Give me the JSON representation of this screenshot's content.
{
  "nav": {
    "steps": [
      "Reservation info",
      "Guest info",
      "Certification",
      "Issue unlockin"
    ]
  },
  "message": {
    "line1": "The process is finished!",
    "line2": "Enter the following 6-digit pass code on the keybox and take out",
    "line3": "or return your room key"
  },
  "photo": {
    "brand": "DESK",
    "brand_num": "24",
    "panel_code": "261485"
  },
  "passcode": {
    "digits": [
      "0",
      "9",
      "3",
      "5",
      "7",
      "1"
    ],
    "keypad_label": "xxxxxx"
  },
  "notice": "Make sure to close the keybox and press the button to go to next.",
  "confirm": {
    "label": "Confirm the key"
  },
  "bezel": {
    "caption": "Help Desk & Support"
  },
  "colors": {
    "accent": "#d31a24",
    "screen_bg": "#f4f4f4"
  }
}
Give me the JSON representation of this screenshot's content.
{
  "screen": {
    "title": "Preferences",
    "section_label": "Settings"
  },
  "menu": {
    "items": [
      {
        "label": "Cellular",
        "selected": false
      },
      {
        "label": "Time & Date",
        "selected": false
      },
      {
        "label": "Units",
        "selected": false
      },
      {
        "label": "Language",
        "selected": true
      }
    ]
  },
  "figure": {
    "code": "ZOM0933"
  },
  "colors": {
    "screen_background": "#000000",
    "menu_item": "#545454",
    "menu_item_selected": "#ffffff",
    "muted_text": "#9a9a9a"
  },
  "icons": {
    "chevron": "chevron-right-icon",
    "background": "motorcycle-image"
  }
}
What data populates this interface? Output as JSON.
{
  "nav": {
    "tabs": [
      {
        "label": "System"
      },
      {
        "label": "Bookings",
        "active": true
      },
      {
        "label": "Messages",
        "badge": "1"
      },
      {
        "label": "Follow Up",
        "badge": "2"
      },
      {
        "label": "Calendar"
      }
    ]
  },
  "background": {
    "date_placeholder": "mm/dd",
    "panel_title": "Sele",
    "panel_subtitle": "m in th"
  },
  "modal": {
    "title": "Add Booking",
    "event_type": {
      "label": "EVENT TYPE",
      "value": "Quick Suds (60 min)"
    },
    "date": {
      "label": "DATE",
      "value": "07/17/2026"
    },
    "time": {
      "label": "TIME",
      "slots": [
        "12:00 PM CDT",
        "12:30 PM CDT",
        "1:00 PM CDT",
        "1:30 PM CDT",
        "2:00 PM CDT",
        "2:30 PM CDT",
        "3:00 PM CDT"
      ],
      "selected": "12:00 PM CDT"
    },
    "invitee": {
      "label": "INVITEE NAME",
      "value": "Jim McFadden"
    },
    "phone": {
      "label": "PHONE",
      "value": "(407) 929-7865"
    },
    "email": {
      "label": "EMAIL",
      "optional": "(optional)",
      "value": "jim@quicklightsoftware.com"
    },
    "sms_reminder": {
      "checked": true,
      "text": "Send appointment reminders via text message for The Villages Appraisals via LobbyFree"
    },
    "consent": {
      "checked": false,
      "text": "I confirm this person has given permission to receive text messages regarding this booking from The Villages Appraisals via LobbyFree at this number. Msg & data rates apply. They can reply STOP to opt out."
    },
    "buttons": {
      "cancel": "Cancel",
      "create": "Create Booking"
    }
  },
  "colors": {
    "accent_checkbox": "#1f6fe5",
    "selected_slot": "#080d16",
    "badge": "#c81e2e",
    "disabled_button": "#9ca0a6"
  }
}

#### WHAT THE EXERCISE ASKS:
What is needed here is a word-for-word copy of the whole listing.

#### WRITTEN REPLY:
Give me the JSON representation of this screenshot's content.
{
  "nav": {
    "steps": [
      "Reservation info",
      "Guest info",
      "Certification",
      "Issue unlockin"
    ]
  },
  "message": {
    "line1": "The process is finished!",
    "line2": "Enter the following 6-digit pass code on the keybox and take out",
    "line3": "or return your room key"
  },
  "photo": {
    "brand": "DESK",
    "brand_num": "24",
    "panel_code": "261485"
  },
  "passcode": {
    "digits": [
      "0",
      "9",
      "3",
      "5",
      "7",
      "1"
    ],
    "keypad_label": "xxxxxx"
  },
  "notice": "Make sure to close the keybox and press the button to go to next.",
  "confirm": {
    "label": "Confirm the key"
  },
  "bezel": {
    "caption": "Help Desk & Support"
  },
  "colors": {
    "accent": "#d31a24",
    "screen_bg": "#f4f4f4"
  }
}
Give me the JSON representation of this screenshot's content.
{
  "screen": {
    "title": "Preferences",
    "section_label": "Settings"
  },
  "menu": {
    "items": [
      {
        "label": "Cellular",
        "selected": false
      },
      {
        "label": "Time & Date",
        "selected": false
      },
      {
        "label": "Units",
        "selected": false
      },
      {
        "label": "Language",
        "selected": true
      }
    ]
  },
  "figure": {
    "code": "ZOM0933"
  },
  "colors": {
    "screen_background": "#000000",
    "menu_item": "#545454",
    "menu_item_selected": "#ffffff",
    "muted_text": "#9a9a9a"
  },
  "icons": {
    "chevron": "chevron-right-icon",
    "background": "motorcycle-image"
  }
}
What data populates this interface? Output as JSON.
{
  "nav": {
    "tabs": [
      {
        "label": "System"
      },
      {
        "label": "Bookings",
        "active": true
      },
      {
        "label": "Messages",
        "badge": "1"
      },
      {
        "label": "Follow Up",
        "badge": "2"
      },
      {
        "label": "Calendar"
      }
    ]
  },
  "background": {
    "date_placeholder": "mm/dd",
    "panel_title": "Sele",
    "panel_subtitle": "m in th"
  },
  "modal": {
    "title": "Add Booking",
    "event_type": {
      "label": "EVENT TYPE",
      "value": "Quick Suds (60 min)"
    },
    "date": {
      "label": "DATE",
      "value": "07/17/2026"
    },
    "time": {
      "label": "TIME",
      "slots": [
        "12:00 PM CDT",
        "12:30 PM CDT",
        "1:00 PM CDT",
        "1:30 PM CDT",
        "2:00 PM CDT",
        "2:30 PM CDT",
        "3:00 PM CDT"
      ],
      "selected": "12:00 PM CDT"
    },
    "invitee": {
      "label": "INVITEE NAME",
      "value": "Jim McFadden"
    },
    "phone": {
      "label": "PHONE",
      "value": "(407) 929-7865"
    },
    "email": {
      "label": "EMAIL",
      "optional": "(optional)",
      "value": "jim@quicklightsoftware.com"
    },
    "sms_reminder": {
      "checked": true,
      "text": "Send appointment reminders via text message for The Villages Appraisals via LobbyFree"
    },
    "consent": {
      "checked": false,
      "text": "I confirm this person has given permission to receive text messages regarding this booking from The Villages Appraisals via LobbyFree at this number. Msg & data rates apply. They can reply STOP to opt out."
    },
    "buttons": {
      "cancel": "Cancel",
      "create": "Create Booking"
    }
  },
  "colors": {
    "accent_checkbox": "#1f6fe5",
    "selected_slot": "#080d16",
    "badge": "#c81e2e",
    "disabled_button": "#9ca0a6"
  }
}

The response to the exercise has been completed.